The American Farm Bureau Federation and the Pennsylvania Farm Bureau filed the complaint against the U.S. Environmental Protection Agency in federal court in Harrisburg Monday.
The lawsuit says individual states, rather than the EPA, have the authority under the Clean Water Act to set maximum daily loads for pollutants in the bay.
Conservation groups such as the Chesapeake Bay Foundation have applauded the “pollution diet,” which seeks to reduce nitrogen, phosphorus and sediment in the bay by 20 to 25 percent.
But some farmers say it will just increase regulation and add to operational costs when they can little afford it.
Gary Warren, the president of the Delaware Farm Bureau, is afraid increased federal regulations won’t allow him to use as much fertilizer as he needs, or will force him to plant more buffer crops.
“There’s a lot of frustration over the Chesapeake Bay,” said Warren,who raises corn and wheat. “I just want to make sure that we, and I, are not overburdened because I think we’re doing our share to prevent pollution and clean it up.”
The American Farm Bureau said the plan does not recognize some steps toward conservation that farmers are already implementing.
The Chesapeake Bay diet requires six states and the District of Columbia to impose new controls on waste-water and agricultural runoff. In Delaware and three other states, the federal government might step in with mandatory controls if agricultural pollution isn’t reduced enough by 2013.
The EPA stands by the legality of the pollution diet.
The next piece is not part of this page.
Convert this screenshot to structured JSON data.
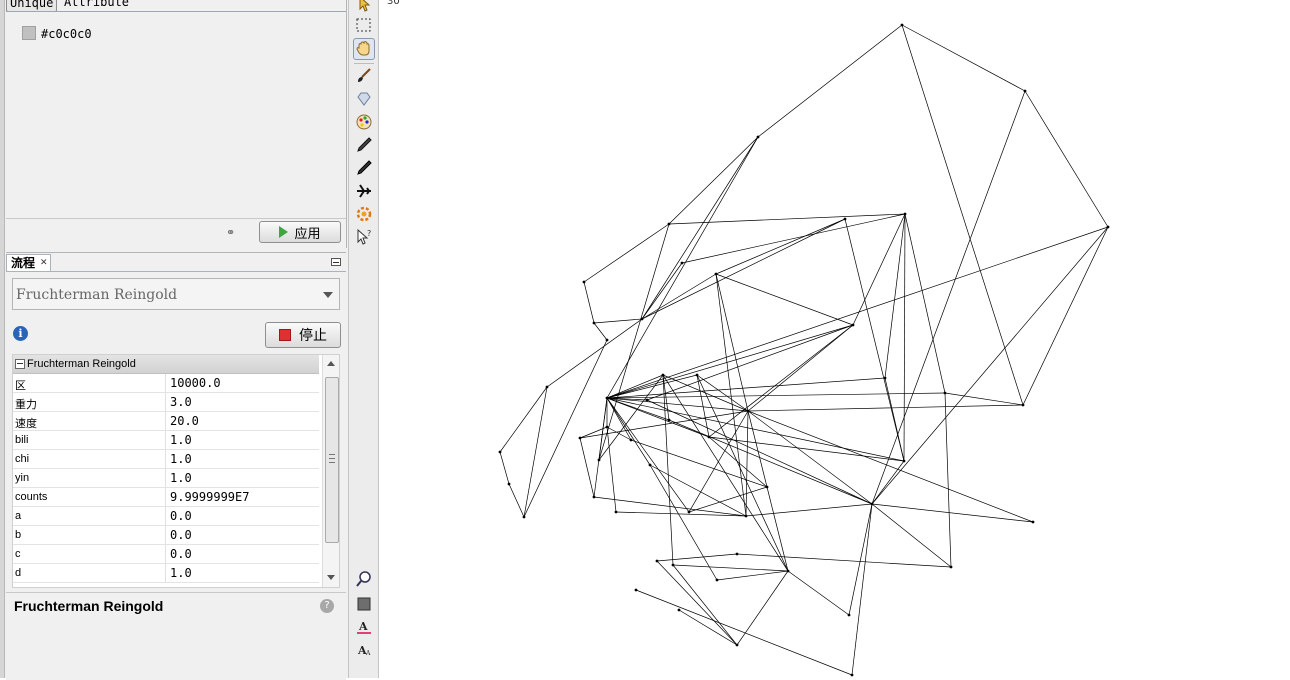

Representatives say the agency will work with farmers and all other stakeholders to implement the diet.